Biographical profile of Walter Elias Disney, the man who built an empire on the back of a mouse. Imbued with an iron-like drive to succeed, Disney pushed, prodded and pressed those around him, as he did himself, to succeed. He was always on the edge of vision and technology. An unmitigated risk taker, Disney constantly flirted with financial ruin, seemingly bent on a mission to remain in debt while his brother Roy's ambition was to harness Walt's financial excesses. Walt was not the avuncular man he appeared on the screen; he was profane, under the whip of some inner demon, but above all he was an extraordinary success. Award-winning author and syndicated columnist Daniel Alef, who has written more than 300 biographical profiles of America’s greatest tycoons, brings out the story of Disney and his remarkable life of ups, downs and achievements. [2,416-word Titans of Fortune article with timeline, bibliography and video links to Disney, Disneyland, and animation]
In 2005 the Board of Directors of The Walt Disney Co. summarily dismissed Comcast's $66 billion acquisition offer as grossly inadequate. Even Ripley's Believe it or Not would have found it difficult to believe that one of the world's most enduring and endearing names, an organization with 112,000 employees, sales in excess of $27 billion, and assets of nearly $50 billion, started with a pencil, paper, cartoon and a young man's imagination. Perhaps only that young man, Walter Elias Disney, could have foreseen such a colossal empire built on a mouse.
Like so many of the great moguls, Disney was a very complex man, imbued with an iron-like drive to succeed. A man of persistence and perseverance, he would push, prod and press those around him as he would himself. It wasn't gentle, and it wasn't always nice. Yet he had an innocent, almost childlike reverence for fun and games, trains and toys.
And Disney appeared on screen as an amiable, soft-spoken man, the uncle who would tuck you to into bed and read you a bedtime story. His subordinates saw an entirely different man, one not so avuncular and kindly. One author described him as “a tall, somber man who appeared to be under the lash of some private demon.”
As complex as Disney was, it is remarkably easy to trace each of his traits directly to some defining moments in his life. His father, Elias, was a stern, restless, religious fundamentalist, who never found the path to success. He meted out discipline liberally and harshly as if a salve for his own failures. Disney was born in Chicago in 1901, but the family moved to a farm in Marceline, Missouri when Disney was five.

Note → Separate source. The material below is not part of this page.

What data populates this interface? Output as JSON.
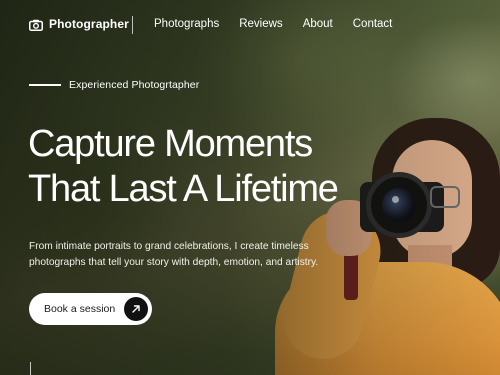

First on the farm and later in Kansas City, Walt's childhood resembled a sweatshop.
When Disney was 10, Elias, a feckless and perpetually unsuccessful man, acquired a newspaper route in Kansas City. He forced Disney, then 10, to rise at 3:30 a.m. to deliver. . .